Most cryogenic institutes encourage Trustors to name the institute on insurance policies. The cost of the procedure can range from $30,000 to $150,000 to ensure there are sufficient funds to preserve the Trustor’s body until it is revived. The institutes are not allowed to tap into the PRT funds. These funds are exclusively reserved for post-revival care. In the case that a cryogenic institute goes bankrupt, the Trust should include a provision requiring the assets, be transferred to another comparable facility or, if none, for termination of the Trust.
Finally, the circumstances in which a PRT may be terminated should be explicitly laid out in the articles. The Trustor can allow the Trustees, courts, or heirs to make this decision. There should be a clear indication where the remaining assets should go and what arrangements to make for the Trustor’s body. In drafting a PRT, the Trustor must give thought to every possible situation that could happen in the future before, during, and post-revival.

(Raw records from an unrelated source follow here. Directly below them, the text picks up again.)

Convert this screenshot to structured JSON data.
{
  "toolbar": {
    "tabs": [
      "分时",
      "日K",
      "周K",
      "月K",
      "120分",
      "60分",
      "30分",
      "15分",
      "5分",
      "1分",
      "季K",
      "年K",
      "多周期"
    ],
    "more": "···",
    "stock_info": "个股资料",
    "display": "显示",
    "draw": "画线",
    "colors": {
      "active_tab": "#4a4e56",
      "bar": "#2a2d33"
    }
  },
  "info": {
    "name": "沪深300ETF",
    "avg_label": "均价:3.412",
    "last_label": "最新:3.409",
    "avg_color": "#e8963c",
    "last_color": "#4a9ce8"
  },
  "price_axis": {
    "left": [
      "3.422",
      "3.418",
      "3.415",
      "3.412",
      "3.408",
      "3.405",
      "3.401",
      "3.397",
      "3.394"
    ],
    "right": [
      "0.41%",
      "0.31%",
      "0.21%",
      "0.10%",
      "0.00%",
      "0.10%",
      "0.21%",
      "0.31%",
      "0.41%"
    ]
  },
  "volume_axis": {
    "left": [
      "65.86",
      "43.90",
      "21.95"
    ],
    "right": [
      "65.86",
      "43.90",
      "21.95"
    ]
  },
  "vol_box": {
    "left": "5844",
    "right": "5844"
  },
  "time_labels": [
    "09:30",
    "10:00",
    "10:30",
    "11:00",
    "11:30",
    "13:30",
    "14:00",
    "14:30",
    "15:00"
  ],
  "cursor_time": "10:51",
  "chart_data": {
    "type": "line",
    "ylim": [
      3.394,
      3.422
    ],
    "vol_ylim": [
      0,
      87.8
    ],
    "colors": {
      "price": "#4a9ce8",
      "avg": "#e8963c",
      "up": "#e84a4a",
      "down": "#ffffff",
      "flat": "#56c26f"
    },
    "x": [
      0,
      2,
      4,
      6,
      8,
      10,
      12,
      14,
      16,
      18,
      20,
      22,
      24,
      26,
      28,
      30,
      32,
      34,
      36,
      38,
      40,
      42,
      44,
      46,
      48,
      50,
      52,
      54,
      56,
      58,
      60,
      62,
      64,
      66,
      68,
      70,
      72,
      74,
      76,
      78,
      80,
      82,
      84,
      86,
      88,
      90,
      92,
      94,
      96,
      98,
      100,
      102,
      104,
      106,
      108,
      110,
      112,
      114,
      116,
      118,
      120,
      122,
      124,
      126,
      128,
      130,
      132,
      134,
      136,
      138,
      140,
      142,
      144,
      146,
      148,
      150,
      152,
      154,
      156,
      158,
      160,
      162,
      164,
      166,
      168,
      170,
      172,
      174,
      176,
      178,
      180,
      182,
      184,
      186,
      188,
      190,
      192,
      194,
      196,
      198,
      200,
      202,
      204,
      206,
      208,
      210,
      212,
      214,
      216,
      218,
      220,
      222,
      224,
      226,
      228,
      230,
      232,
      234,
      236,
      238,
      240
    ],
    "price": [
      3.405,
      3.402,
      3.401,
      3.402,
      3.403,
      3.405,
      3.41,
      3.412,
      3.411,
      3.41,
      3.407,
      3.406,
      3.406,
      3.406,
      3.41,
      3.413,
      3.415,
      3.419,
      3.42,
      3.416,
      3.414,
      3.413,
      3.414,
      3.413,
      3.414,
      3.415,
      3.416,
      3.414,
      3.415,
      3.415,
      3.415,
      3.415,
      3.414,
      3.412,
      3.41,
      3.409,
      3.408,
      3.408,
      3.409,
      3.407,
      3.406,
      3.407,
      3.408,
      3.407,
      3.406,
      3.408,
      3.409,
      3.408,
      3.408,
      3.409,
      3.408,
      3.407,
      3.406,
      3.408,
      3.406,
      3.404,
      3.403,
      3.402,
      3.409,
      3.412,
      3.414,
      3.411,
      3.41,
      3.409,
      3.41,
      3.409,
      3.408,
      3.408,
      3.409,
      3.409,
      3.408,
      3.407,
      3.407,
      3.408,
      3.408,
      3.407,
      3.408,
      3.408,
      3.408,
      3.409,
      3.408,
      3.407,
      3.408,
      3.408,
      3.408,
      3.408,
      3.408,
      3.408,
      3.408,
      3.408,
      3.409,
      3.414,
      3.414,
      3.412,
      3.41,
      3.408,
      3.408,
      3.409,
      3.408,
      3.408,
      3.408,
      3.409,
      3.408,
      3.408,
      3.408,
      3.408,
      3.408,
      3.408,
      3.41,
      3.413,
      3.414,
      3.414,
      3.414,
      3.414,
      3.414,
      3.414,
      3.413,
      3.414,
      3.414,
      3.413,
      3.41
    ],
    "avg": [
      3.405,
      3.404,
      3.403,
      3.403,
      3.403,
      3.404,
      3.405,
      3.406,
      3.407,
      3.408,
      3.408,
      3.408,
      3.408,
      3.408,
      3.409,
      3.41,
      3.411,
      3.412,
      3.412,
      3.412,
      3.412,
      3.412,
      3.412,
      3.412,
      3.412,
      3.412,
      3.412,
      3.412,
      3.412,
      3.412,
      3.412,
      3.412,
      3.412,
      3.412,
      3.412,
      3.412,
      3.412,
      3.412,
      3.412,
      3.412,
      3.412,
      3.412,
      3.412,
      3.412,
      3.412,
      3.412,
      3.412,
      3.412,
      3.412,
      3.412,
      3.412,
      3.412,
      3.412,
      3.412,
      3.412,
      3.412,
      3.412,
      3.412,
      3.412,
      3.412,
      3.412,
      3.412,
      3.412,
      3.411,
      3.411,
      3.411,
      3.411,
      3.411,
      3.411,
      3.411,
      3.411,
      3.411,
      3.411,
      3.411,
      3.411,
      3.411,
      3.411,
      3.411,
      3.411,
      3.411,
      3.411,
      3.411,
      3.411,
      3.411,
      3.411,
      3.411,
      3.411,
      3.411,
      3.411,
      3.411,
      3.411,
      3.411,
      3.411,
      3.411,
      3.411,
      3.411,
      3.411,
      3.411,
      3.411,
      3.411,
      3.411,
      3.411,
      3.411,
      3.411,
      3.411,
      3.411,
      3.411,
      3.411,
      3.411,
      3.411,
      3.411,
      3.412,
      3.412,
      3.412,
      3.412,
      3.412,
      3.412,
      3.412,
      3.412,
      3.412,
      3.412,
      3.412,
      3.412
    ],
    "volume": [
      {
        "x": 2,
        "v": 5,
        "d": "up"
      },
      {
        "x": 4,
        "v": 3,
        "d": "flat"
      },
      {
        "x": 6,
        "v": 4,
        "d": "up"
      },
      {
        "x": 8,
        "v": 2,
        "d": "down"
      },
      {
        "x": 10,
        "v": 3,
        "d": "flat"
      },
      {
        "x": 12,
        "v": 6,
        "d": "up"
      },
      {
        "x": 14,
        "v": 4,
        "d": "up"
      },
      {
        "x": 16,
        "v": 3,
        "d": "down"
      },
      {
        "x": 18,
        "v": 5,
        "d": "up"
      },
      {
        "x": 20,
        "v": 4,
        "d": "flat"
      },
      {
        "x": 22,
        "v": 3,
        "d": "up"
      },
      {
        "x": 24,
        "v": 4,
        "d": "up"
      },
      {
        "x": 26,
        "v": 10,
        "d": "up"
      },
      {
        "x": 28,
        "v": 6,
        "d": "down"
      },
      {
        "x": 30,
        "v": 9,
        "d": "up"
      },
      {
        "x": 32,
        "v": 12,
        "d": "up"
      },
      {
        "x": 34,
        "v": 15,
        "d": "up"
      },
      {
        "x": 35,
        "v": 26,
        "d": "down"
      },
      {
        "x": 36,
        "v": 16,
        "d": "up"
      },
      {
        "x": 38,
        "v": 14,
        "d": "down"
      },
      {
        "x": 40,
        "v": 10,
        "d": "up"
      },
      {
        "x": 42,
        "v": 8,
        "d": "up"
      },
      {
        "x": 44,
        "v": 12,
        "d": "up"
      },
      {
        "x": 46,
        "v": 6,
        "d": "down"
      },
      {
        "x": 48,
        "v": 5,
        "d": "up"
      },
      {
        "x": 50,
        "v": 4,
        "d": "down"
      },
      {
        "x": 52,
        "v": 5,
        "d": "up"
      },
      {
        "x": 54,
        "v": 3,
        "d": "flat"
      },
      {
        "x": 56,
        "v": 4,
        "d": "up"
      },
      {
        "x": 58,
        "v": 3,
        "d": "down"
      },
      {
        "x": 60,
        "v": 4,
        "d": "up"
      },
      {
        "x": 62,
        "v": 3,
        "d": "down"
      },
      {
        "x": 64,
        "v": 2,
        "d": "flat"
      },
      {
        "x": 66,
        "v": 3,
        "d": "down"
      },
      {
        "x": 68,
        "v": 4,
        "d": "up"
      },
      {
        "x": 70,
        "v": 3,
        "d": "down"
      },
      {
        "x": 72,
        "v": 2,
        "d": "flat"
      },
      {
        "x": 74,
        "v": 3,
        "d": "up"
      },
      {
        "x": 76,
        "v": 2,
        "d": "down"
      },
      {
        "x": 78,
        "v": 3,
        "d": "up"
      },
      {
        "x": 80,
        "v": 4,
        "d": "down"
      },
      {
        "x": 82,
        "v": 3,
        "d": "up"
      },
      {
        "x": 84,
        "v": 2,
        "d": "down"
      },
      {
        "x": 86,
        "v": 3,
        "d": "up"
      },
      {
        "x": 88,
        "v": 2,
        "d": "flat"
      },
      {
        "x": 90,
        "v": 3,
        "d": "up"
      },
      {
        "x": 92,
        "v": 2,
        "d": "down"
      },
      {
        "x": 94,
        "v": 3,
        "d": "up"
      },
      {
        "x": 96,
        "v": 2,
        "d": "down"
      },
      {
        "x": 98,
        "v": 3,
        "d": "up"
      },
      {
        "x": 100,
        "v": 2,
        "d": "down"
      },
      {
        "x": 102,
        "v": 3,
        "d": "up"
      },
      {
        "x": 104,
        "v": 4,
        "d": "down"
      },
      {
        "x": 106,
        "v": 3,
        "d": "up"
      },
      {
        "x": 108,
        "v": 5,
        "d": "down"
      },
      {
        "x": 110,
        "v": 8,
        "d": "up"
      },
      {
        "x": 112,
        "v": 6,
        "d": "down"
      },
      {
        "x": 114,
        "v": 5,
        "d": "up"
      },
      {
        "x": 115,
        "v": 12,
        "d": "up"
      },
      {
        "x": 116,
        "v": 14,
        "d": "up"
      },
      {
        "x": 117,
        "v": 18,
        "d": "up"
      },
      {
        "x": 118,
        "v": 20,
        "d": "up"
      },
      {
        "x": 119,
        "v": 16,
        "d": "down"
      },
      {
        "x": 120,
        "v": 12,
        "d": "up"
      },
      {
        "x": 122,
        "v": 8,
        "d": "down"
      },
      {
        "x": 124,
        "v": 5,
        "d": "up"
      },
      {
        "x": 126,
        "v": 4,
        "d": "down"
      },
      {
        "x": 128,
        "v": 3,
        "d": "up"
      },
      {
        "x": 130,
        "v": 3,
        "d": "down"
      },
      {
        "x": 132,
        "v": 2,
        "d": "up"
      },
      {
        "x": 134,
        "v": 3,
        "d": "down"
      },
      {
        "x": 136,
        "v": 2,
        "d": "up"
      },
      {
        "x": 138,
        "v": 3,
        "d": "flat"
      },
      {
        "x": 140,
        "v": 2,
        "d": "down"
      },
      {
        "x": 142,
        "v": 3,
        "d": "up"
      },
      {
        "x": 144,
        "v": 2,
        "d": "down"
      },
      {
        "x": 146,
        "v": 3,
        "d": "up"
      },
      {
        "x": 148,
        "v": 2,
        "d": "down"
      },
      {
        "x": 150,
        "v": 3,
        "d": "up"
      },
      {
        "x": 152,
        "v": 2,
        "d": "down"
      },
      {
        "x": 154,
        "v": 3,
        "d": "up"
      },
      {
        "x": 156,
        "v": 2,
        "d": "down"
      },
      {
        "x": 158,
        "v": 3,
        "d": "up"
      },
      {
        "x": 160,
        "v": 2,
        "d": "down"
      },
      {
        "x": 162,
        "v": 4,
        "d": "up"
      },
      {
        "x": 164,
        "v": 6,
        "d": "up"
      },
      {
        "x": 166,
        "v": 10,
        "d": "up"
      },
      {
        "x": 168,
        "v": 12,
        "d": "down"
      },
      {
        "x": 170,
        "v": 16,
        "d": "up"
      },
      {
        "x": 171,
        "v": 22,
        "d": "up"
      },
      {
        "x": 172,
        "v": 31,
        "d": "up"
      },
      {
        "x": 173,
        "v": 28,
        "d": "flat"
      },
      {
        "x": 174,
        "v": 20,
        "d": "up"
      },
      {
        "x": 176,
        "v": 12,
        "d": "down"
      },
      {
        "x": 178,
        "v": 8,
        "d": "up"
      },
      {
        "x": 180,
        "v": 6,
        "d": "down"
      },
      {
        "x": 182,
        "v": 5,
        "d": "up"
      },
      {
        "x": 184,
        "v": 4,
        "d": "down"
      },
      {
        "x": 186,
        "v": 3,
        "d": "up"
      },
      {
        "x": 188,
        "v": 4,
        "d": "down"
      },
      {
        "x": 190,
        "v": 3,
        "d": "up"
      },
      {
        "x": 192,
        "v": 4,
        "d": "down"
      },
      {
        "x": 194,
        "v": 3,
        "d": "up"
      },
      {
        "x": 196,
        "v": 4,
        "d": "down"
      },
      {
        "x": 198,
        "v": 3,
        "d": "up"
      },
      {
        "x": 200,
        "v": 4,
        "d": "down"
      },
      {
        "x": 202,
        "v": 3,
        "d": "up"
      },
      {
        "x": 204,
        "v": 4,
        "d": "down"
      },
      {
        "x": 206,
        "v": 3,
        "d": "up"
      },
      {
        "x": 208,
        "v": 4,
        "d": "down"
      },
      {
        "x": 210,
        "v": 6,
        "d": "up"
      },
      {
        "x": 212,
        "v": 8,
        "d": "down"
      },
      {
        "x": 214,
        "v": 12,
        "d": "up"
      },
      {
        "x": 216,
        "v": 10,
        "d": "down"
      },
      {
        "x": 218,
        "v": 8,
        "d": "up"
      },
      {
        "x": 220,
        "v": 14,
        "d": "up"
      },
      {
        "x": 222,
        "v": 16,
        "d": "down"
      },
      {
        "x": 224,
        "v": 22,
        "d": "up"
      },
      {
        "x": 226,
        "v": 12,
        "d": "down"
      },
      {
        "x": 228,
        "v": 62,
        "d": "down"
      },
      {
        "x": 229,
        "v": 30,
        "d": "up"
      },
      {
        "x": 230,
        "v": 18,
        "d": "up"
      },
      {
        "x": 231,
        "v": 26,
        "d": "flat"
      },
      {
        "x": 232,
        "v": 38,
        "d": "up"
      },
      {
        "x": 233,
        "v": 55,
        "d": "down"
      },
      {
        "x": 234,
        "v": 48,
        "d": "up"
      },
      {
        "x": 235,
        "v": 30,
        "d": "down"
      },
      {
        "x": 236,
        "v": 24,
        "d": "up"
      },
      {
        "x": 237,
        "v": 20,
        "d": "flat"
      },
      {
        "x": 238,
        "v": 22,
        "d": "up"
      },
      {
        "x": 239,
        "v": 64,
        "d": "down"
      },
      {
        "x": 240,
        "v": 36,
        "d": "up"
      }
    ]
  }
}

Cryogenic preservation may seem like science fiction now, but some individuals are taking this fringe-science very seriously. From average citizens to celebrities like Simon Cowell and Larry King, investments for an extended future are becoming increasingly popular. Forming a trust that can properly fund the process, the revival, and life after the revival can be as challenging as the process itself. Personal Revival Trusts cannot be established in many states. For this reason, some people are resorting to loop-hole trusts that name the cryogenic institute as the beneficiary. A lot of consideration must be taken into account when terminating a trust, because it is essentially terminating the Trustor’s second chance at life. The future holds some very interesting possibilities in cryogenic preservation, estate planning, and trust administration.